I can tell the mouse is doomed, I've seen dying vermin before and his ass is grass. From the magic of his blink-into-existence appearance, we quickly realize he has fallen from the blasted rafters of our living room to the floor and likely broken his spine. From our previous experience, we know what to do: Put the poor bastard out of his misery. See, that's the human obligation, when you see some creature jacked up through a happenstance interaction with humans, the humane thing to do is free the beast from its mortal coil.
One of Mother Magoo's exes would do that to animals hurt on the road (they lived in the country at the time). I remember her telling me a story about him killing a raccoon wrecked by a car and thinking I could never do that. But that was before last year. A rat-thing was tearing up our flowerbed, so Husband-cat and I had the bright idea to poison him. Yeah. Great plan. The poor thing staggered into the light the next day and lay in front of the living room windows dying and suffering for hours. Which was great for us, because our home office was set up right in front of those windows. We kept thinking he was dead and then he'd twitch. It took us forever, but we eventually we realized it would be far less cruel to whack his head off than to let him keep struggling for life. So out we went with the shovel, me positioning and The Hub delivering the killing stroke.
Coming back to the present, we knew exactly what to do when this suicidal (clumsy?) mouse landed on us. No hesitation, he was scooped up and dispatched in minutes.
|The Hub swears this is a rat|

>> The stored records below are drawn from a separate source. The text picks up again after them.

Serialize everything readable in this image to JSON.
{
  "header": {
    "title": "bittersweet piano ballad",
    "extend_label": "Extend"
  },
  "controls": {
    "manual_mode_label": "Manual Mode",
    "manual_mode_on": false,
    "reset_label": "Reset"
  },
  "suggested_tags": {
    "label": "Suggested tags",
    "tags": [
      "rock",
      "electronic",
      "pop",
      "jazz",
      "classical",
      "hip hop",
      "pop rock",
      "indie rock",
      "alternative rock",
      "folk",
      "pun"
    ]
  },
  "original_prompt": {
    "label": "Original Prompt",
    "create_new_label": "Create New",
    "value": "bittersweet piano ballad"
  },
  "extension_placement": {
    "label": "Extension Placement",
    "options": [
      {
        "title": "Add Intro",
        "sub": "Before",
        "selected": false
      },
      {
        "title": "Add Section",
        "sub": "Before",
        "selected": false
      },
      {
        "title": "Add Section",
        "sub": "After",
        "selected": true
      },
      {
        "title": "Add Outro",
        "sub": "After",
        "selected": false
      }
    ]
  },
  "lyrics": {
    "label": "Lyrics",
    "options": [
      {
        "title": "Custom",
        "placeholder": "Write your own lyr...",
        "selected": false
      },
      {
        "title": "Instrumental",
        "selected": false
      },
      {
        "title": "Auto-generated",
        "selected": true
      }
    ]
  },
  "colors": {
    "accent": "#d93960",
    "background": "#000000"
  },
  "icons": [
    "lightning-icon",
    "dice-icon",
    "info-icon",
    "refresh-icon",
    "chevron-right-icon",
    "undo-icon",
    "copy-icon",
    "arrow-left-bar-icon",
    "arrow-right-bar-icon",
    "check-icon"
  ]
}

Humane dispatching duties aside, the vermin population has made a tactical existence/home-ending decision. Doing nothing, live and let live is no longer an option. The exciting interlude of the suicidal mouse has now opened up the whole can of "How are we going to relocate/kill/kick out the rest of them?" We heard them scratching about in the sealed off attic space before this and had done nothing. The chatty County raccoon expert had pointed out all the lovely ways they could get in, but up til now we haven't seen them. I feel about vermin same as I do about spiders: You stay the fuck away from me, and I will let you live, respect your existence and even try to remove you alive. However, if you invade my personal space…you have to die. Sorry, but thems the rules. You got to go. Spider on wall? Gets to go to the garden. Spider on the couch next to me? Smashed flat. Exceptions to proximity=life rule: ants (they are one-step above unhygienic robots) and cockroaches (who must always die. Always). We want to have them caught and moved, but if that's not possible…Armageddon's coming.